Element data from apps and pages
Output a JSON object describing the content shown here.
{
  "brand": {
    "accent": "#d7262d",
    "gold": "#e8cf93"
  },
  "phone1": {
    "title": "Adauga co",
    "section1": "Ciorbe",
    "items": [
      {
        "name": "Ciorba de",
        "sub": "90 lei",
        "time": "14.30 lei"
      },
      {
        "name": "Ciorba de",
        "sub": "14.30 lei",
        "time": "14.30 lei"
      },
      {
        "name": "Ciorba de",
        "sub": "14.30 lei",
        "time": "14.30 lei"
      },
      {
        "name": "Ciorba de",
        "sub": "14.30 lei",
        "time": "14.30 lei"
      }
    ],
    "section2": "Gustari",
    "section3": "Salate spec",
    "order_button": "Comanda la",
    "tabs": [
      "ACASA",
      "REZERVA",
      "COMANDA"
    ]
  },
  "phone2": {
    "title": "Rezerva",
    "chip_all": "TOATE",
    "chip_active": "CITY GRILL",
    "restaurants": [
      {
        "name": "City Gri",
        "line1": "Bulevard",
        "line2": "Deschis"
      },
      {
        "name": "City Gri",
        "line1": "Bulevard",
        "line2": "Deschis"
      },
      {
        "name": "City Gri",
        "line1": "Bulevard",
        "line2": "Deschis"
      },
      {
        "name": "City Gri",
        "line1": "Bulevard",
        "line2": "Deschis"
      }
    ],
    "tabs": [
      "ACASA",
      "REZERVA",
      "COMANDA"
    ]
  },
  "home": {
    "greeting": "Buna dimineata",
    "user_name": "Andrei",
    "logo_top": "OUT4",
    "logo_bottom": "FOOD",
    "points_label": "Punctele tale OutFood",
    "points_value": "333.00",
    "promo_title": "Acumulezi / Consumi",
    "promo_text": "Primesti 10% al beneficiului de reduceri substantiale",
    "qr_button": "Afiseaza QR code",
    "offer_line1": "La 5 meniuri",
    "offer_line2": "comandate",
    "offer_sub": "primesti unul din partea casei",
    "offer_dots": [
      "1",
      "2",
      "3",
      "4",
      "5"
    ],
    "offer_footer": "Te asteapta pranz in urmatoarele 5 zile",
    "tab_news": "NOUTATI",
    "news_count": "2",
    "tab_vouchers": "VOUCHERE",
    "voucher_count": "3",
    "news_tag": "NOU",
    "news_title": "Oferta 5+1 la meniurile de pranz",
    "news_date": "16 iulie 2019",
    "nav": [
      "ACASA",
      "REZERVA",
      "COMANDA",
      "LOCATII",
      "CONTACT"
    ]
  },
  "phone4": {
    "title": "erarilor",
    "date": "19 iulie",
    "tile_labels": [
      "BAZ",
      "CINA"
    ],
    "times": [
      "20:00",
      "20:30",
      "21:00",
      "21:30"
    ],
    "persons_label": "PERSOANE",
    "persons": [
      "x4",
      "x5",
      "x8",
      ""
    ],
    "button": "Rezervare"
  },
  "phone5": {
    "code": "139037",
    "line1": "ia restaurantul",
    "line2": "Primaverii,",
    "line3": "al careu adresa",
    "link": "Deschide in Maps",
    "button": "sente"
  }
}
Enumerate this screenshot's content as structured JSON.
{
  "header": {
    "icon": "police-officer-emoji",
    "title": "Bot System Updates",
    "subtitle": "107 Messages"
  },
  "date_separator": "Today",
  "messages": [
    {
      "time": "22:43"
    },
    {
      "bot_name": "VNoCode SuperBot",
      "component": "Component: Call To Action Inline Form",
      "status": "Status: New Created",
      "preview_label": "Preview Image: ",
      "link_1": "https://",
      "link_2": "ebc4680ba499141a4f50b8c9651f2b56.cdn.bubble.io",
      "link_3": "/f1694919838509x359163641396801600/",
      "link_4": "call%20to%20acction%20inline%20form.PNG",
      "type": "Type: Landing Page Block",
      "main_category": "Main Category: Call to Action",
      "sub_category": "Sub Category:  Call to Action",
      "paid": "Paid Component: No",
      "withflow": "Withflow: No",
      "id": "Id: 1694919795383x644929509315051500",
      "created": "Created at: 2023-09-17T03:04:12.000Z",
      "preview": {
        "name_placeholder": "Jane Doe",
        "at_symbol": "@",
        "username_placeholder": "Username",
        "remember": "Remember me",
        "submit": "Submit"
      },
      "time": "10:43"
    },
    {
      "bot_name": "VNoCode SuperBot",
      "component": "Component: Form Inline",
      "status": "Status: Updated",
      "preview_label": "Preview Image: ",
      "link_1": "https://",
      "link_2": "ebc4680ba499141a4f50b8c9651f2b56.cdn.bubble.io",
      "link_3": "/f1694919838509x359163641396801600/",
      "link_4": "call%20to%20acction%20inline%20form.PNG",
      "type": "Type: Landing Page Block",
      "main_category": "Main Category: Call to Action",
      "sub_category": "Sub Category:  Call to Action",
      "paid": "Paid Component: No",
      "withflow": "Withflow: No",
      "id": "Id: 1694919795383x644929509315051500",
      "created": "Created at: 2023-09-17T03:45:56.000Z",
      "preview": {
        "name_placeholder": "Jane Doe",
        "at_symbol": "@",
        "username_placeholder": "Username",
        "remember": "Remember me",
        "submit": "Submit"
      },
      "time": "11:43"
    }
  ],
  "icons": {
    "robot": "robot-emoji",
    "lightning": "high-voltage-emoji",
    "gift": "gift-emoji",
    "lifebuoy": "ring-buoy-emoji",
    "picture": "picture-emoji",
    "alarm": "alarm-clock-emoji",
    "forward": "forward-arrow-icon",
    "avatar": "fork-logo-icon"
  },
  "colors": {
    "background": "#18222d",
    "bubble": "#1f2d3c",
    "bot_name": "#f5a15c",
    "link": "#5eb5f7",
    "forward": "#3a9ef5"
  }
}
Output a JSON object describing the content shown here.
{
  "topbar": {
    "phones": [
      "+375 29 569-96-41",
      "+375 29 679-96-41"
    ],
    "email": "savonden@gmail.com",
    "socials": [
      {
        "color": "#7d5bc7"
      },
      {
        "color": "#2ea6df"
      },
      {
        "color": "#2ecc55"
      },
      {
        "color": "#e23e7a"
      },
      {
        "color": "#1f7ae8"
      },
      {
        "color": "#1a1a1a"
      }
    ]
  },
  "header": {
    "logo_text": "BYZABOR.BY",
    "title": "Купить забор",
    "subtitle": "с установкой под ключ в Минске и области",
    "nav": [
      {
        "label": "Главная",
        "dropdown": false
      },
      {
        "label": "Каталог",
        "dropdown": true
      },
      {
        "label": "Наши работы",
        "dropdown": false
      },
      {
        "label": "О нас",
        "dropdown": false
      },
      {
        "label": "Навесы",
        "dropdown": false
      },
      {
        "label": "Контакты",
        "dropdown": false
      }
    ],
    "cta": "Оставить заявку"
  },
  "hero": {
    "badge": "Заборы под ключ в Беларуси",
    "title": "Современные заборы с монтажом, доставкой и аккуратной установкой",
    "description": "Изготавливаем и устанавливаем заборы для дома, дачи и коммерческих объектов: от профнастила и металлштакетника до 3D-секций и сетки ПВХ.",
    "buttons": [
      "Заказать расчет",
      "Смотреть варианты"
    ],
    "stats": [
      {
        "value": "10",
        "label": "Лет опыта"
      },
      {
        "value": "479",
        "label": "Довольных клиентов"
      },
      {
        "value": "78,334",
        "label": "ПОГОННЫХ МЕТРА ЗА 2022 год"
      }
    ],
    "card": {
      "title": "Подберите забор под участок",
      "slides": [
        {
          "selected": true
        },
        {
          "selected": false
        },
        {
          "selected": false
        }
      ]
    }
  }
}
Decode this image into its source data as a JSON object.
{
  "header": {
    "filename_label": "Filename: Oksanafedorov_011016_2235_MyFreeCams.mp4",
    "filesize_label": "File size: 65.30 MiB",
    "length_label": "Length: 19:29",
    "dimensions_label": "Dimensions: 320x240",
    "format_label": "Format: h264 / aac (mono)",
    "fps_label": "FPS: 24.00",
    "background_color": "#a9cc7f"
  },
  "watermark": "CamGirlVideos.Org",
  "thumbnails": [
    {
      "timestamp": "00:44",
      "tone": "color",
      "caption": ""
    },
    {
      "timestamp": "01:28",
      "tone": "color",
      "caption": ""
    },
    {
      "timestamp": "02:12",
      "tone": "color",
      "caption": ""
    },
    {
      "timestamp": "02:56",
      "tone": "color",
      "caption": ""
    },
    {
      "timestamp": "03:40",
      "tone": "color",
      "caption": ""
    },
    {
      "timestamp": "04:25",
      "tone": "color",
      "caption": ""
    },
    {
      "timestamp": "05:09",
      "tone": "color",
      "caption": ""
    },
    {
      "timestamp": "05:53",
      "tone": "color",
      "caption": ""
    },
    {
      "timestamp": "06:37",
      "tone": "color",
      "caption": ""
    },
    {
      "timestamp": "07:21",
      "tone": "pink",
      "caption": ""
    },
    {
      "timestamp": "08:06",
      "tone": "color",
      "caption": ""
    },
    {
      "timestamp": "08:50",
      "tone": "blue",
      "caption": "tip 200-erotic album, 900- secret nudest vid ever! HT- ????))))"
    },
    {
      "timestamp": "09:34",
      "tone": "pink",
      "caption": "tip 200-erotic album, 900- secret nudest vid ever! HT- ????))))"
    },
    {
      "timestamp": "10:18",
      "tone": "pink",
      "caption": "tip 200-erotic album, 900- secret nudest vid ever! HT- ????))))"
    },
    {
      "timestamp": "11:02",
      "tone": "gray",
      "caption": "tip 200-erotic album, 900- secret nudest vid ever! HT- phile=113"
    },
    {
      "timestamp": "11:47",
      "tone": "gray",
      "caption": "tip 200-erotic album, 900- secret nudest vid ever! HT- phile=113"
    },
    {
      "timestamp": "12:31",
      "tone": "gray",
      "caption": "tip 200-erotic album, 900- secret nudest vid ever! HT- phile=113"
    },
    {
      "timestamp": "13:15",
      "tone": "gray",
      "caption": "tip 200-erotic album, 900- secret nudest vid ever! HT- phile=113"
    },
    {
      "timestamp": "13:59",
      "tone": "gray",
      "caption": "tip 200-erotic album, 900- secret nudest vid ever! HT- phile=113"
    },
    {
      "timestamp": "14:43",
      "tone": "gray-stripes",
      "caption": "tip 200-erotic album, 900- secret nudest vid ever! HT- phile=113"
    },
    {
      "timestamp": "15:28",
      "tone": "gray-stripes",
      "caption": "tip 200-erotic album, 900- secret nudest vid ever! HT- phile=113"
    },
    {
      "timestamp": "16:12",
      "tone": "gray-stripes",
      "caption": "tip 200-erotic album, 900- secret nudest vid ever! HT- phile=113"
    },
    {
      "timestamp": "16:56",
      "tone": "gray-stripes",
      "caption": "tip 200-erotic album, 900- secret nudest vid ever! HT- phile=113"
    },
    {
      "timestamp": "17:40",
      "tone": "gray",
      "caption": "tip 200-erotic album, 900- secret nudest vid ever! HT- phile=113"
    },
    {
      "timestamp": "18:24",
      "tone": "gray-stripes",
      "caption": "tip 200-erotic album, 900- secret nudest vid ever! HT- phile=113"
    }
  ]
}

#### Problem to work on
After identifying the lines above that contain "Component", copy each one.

#### Reply to the task
      "component": "Component: Call To Action Inline Form",
      "paid": "Paid Component: No",
      "component": "Component: Form Inline",
      "paid": "Paid Component: No",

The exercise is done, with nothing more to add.